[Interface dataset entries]
Start of Block

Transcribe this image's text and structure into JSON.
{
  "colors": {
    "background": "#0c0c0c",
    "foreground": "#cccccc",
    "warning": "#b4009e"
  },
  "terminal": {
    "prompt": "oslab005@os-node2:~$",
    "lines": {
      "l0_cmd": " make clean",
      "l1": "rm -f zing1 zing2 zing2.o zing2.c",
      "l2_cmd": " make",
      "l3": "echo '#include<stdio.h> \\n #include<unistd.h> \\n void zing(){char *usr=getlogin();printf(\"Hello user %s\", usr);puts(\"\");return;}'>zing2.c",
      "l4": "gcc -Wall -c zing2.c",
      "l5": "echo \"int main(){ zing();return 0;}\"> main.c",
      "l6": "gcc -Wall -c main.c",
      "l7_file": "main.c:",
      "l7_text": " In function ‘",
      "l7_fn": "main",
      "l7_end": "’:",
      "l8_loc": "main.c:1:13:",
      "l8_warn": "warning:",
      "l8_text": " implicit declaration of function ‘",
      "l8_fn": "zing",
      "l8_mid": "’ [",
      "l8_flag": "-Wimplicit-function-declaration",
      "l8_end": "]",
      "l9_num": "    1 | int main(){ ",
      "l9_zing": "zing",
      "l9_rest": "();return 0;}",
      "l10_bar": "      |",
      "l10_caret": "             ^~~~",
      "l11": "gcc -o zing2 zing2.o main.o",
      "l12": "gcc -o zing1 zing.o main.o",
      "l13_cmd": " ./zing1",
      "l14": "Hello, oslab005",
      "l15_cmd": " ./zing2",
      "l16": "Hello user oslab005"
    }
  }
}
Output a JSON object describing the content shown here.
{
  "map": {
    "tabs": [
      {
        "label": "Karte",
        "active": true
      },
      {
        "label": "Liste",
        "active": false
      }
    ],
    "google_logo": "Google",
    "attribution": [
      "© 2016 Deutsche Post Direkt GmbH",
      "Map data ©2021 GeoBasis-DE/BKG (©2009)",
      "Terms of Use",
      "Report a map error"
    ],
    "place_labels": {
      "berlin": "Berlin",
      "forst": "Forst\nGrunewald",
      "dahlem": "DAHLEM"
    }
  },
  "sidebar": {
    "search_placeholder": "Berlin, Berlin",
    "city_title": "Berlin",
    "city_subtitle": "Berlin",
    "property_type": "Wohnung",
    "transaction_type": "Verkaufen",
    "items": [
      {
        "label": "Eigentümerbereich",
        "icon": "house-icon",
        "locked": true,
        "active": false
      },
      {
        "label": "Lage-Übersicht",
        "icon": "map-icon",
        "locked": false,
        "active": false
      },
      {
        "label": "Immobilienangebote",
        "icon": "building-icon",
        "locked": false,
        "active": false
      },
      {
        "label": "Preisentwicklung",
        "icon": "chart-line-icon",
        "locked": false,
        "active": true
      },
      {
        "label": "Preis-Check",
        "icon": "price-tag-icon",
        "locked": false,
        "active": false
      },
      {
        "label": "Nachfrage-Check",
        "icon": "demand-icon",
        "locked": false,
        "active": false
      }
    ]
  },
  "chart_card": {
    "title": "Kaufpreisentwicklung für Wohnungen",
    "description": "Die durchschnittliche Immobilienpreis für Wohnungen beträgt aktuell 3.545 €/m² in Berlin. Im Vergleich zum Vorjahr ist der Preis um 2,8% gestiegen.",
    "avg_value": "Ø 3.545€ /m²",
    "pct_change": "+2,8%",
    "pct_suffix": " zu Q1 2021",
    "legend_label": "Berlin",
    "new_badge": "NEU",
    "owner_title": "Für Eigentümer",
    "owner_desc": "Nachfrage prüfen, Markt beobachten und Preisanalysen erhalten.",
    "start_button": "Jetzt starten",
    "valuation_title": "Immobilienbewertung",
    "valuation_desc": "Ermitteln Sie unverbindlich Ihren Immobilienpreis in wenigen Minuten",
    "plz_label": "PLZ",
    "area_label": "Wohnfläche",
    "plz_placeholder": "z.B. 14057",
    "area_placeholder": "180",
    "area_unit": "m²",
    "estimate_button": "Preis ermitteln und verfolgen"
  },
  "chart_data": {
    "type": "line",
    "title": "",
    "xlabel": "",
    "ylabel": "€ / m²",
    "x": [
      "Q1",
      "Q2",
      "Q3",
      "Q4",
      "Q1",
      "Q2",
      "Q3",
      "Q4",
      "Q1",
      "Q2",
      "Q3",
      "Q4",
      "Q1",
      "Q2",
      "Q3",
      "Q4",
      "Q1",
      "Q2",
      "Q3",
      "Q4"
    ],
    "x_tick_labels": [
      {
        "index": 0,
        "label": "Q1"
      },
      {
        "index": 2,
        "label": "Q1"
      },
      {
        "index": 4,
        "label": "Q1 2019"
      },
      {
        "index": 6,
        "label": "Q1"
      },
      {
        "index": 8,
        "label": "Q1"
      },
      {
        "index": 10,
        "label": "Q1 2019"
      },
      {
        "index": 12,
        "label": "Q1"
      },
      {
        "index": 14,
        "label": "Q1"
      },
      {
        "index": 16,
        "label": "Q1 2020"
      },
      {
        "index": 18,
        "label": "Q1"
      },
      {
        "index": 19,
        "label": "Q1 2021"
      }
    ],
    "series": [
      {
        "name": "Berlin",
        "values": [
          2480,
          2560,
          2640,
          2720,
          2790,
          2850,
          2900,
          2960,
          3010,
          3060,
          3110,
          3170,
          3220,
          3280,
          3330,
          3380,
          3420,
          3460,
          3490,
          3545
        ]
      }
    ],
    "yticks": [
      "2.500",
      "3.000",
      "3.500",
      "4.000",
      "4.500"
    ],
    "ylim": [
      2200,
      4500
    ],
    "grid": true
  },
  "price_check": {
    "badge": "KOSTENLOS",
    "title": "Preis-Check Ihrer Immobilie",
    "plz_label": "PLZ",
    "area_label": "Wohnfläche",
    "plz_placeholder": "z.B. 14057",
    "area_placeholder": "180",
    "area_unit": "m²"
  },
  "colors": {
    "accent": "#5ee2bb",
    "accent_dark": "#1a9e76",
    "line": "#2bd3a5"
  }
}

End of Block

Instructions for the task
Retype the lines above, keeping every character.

Task response
Transcribe this image's text and structure into JSON.
{
  "colors": {
    "background": "#0c0c0c",
    "foreground": "#cccccc",
    "warning": "#b4009e"
  },
  "terminal": {
    "prompt": "oslab005@os-node2:~$",
    "lines": {
      "l0_cmd": " make clean",
      "l1": "rm -f zing1 zing2 zing2.o zing2.c",
      "l2_cmd": " make",
      "l3": "echo '#include<stdio.h> \\n #include<unistd.h> \\n void zing(){char *usr=getlogin();printf(\"Hello user %s\", usr);puts(\"\");return;}'>zing2.c",
      "l4": "gcc -Wall -c zing2.c",
      "l5": "echo \"int main(){ zing();return 0;}\"> main.c",
      "l6": "gcc -Wall -c main.c",
      "l7_file": "main.c:",
      "l7_text": " In function ‘",
      "l7_fn": "main",
      "l7_end": "’:",
      "l8_loc": "main.c:1:13:",
      "l8_warn": "warning:",
      "l8_text": " implicit declaration of function ‘",
      "l8_fn": "zing",
      "l8_mid": "’ [",
      "l8_flag": "-Wimplicit-function-declaration",
      "l8_end": "]",
      "l9_num": "    1 | int main(){ ",
      "l9_zing": "zing",
      "l9_rest": "();return 0;}",
      "l10_bar": "      |",
      "l10_caret": "             ^~~~",
      "l11": "gcc -o zing2 zing2.o main.o",
      "l12": "gcc -o zing1 zing.o main.o",
      "l13_cmd": " ./zing1",
      "l14": "Hello, oslab005",
      "l15_cmd": " ./zing2",
      "l16": "Hello user oslab005"
    }
  }
}
Output a JSON object describing the content shown here.
{
  "map": {
    "tabs": [
      {
        "label": "Karte",
        "active": true
      },
      {
        "label": "Liste",
        "active": false
      }
    ],
    "google_logo": "Google",
    "attribution": [
      "© 2016 Deutsche Post Direkt GmbH",
      "Map data ©2021 GeoBasis-DE/BKG (©2009)",
      "Terms of Use",
      "Report a map error"
    ],
    "place_labels": {
      "berlin": "Berlin",
      "forst": "Forst\nGrunewald",
      "dahlem": "DAHLEM"
    }
  },
  "sidebar": {
    "search_placeholder": "Berlin, Berlin",
    "city_title": "Berlin",
    "city_subtitle": "Berlin",
    "property_type": "Wohnung",
    "transaction_type": "Verkaufen",
    "items": [
      {
        "label": "Eigentümerbereich",
        "icon": "house-icon",
        "locked": true,
        "active": false
      },
      {
        "label": "Lage-Übersicht",
        "icon": "map-icon",
        "locked": false,
        "active": false
      },
      {
        "label": "Immobilienangebote",
        "icon": "building-icon",
        "locked": false,
        "active": false
      },
      {
        "label": "Preisentwicklung",
        "icon": "chart-line-icon",
        "locked": false,
        "active": true
      },
      {
        "label": "Preis-Check",
        "icon": "price-tag-icon",
        "locked": false,
        "active": false
      },
      {
        "label": "Nachfrage-Check",
        "icon": "demand-icon",
        "locked": false,
        "active": false
      }
    ]
  },
  "chart_card": {
    "title": "Kaufpreisentwicklung für Wohnungen",
    "description": "Die durchschnittliche Immobilienpreis für Wohnungen beträgt aktuell 3.545 €/m² in Berlin. Im Vergleich zum Vorjahr ist der Preis um 2,8% gestiegen.",
    "avg_value": "Ø 3.545€ /m²",
    "pct_change": "+2,8%",
    "pct_suffix": " zu Q1 2021",
    "legend_label": "Berlin",
    "new_badge": "NEU",
    "owner_title": "Für Eigentümer",
    "owner_desc": "Nachfrage prüfen, Markt beobachten und Preisanalysen erhalten.",
    "start_button": "Jetzt starten",
    "valuation_title": "Immobilienbewertung",
    "valuation_desc": "Ermitteln Sie unverbindlich Ihren Immobilienpreis in wenigen Minuten",
    "plz_label": "PLZ",
    "area_label": "Wohnfläche",
    "plz_placeholder": "z.B. 14057",
    "area_placeholder": "180",
    "area_unit": "m²",
    "estimate_button": "Preis ermitteln und verfolgen"
  },
  "chart_data": {
    "type": "line",
    "title": "",
    "xlabel": "",
    "ylabel": "€ / m²",
    "x": [
      "Q1",
      "Q2",
      "Q3",
      "Q4",
      "Q1",
      "Q2",
      "Q3",
      "Q4",
      "Q1",
      "Q2",
      "Q3",
      "Q4",
      "Q1",
      "Q2",
      "Q3",
      "Q4",
      "Q1",
      "Q2",
      "Q3",
      "Q4"
    ],
    "x_tick_labels": [
      {
        "index": 0,
        "label": "Q1"
      },
      {
        "index": 2,
        "label": "Q1"
      },
      {
        "index": 4,
        "label": "Q1 2019"
      },
      {
        "index": 6,
        "label": "Q1"
      },
      {
        "index": 8,
        "label": "Q1"
      },
      {
        "index": 10,
        "label": "Q1 2019"
      },
      {
        "index": 12,
        "label": "Q1"
      },
      {
        "index": 14,
        "label": "Q1"
      },
      {
        "index": 16,
        "label": "Q1 2020"
      },
      {
        "index": 18,
        "label": "Q1"
      },
      {
        "index": 19,
        "label": "Q1 2021"
      }
    ],
    "series": [
      {
        "name": "Berlin",
        "values": [
          2480,
          2560,
          2640,
          2720,
          2790,
          2850,
          2900,
          2960,
          3010,
          3060,
          3110,
          3170,
          3220,
          3280,
          3330,
          3380,
          3420,
          3460,
          3490,
          3545
        ]
      }
    ],
    "yticks": [
      "2.500",
      "3.000",
      "3.500",
      "4.000",
      "4.500"
    ],
    "ylim": [
      2200,
      4500
    ],
    "grid": true
  },
  "price_check": {
    "badge": "KOSTENLOS",
    "title": "Preis-Check Ihrer Immobilie",
    "plz_label": "PLZ",
    "area_label": "Wohnfläche",
    "plz_placeholder": "z.B. 14057",
    "area_placeholder": "180",
    "area_unit": "m²"
  },
  "colors": {
    "accent": "#5ee2bb",
    "accent_dark": "#1a9e76",
    "line": "#2bd3a5"
  }
}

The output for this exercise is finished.